Democrats can’t turn states blue without Black voters

JEFFREY L. BONEY | 6/11/2018, 9:08 p.m.
In November, all 435 seats in the United States House of Representatives and 35 of the 100 seats in the ...
Jeffrey L. Boney

The same thing has happened relative to the governorship in Texas and all other statewide races; Democratic Governor Ann Richards lost her bid for re-election against Republican George W. Bush in 1994. Prior to her loss, Democrats had controlled the governorship for all but eight out of 120 of the prior years. No Democrat has won the governorship since, and the other statewide races have experienced the same results.

The only way to change these outcomes in Texas and other battleground states is to properly engage and mobilize Black voters. The National Newspaper Publishers Association, which is a trade group that represents over 200 Black-owned media companies across the U.S., recently launched an initiative to register 5 million new, Black voters before the midterm elections, with the hopes of turning many of these traditionally “red states” into “blue states” in November.

However, the Democratic Party has to engage and motivate this strong and loyal voting bloc of Black voters in order to make this a reality as well.
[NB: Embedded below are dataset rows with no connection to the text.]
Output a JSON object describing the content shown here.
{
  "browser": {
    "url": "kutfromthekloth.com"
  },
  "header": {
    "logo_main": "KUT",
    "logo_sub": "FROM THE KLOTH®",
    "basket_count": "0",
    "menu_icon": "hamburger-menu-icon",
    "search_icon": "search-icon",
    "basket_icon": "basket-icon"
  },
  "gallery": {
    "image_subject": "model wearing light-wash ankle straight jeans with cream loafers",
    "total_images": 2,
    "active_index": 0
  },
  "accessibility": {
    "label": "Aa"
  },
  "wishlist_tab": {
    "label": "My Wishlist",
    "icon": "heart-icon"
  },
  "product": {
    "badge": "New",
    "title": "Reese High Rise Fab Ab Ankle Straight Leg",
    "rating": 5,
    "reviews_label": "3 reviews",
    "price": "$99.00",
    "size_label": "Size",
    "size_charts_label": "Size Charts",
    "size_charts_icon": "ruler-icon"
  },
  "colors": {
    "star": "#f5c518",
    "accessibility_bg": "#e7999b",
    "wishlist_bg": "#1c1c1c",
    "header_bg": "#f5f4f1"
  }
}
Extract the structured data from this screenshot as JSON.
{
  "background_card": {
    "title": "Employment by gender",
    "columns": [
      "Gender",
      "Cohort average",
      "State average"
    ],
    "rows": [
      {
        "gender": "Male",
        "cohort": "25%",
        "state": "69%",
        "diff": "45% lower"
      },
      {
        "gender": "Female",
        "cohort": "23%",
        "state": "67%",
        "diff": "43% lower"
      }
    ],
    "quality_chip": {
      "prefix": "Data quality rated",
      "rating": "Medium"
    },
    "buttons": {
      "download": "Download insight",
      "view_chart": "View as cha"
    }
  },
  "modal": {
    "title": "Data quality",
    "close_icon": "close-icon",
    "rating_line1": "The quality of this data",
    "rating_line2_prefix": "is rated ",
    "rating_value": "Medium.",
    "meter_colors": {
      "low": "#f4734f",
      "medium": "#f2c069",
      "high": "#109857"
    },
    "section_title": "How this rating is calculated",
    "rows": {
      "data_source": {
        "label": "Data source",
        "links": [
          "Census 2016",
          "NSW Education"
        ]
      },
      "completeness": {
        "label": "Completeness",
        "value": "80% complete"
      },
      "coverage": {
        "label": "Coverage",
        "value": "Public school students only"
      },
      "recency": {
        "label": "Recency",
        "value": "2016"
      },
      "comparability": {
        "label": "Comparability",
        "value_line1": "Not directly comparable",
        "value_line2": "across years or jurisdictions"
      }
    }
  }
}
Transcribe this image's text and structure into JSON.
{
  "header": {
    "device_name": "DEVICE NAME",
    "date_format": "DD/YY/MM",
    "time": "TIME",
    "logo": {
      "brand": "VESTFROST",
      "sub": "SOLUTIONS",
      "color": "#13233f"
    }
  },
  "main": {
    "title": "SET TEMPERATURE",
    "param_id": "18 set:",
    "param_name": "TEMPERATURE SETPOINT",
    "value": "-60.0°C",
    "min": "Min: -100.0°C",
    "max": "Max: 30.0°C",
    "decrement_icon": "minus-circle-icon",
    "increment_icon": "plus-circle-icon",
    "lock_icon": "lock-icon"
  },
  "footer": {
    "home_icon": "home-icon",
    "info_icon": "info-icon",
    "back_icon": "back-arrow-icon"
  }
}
According to the Pew Research Center, 87 percent of Black voters identify with the Democratic Party or lean Democratic, with Black women being the driving force behind this high percentage of Black registered voters.

In Texas, many statewide Democratic candidates failed to invest significant financial resources during the March Democratic Primary or the May run-off election with Black media outlets, such as newspapers, radio or cable stations such as BET, OWN or TV ONE, in order to introduce themselves to these committed Black voters and share their policy positions and commitments. Failing to invest in Black voter outreach could end up costing some Democratic candidates the election.

The Beto O’Rourke campaign did, however, just make a major commitment to Black media outlets in Harris County to do Black voter outreach across Harris County starting in mid-May and continuing through November. The campaign stated that they plan to invest more in Black media and expressly stated that they know they cannot win in Texas without the Black vote.

According to Carroll G. Robinson, an associate professor at Barbara Jordan-Mickey Leland School of Public Affairs at Texas Southern University and the former General Counsel of the Texas Democratic Party, in order to generate strong Black voter turnout and to increase awareness about the midterm elections in November, the Democratic Party and candidates like Beto O’Rourke are going to have to make a significant investment with Black media outlets to get their message out.

“Black voters, like many other voters, are going to need more than just being against Trump to turnout in record numbers in November,” Robinson said. “Black voters must know that their issues and concerns are being addressed and that they, their communities and the candidates of their choice are being respected, included and invested in.”

Jeffrey L. Boney serves as associate editor and is an award-winning journalist for the Houston Forward Times newspaper. Jeffrey has been a frequent contributor on The Nancy Grace Show and Crime & Justice with Ashleigh Banfield. Jeffrey is a radio personality and a dynamic, international speaker, experienced entrepreneur, business development strategist and Founder/CEO of the Texas Business Alliance. He can be reached at jboney1@forwardtimes.com.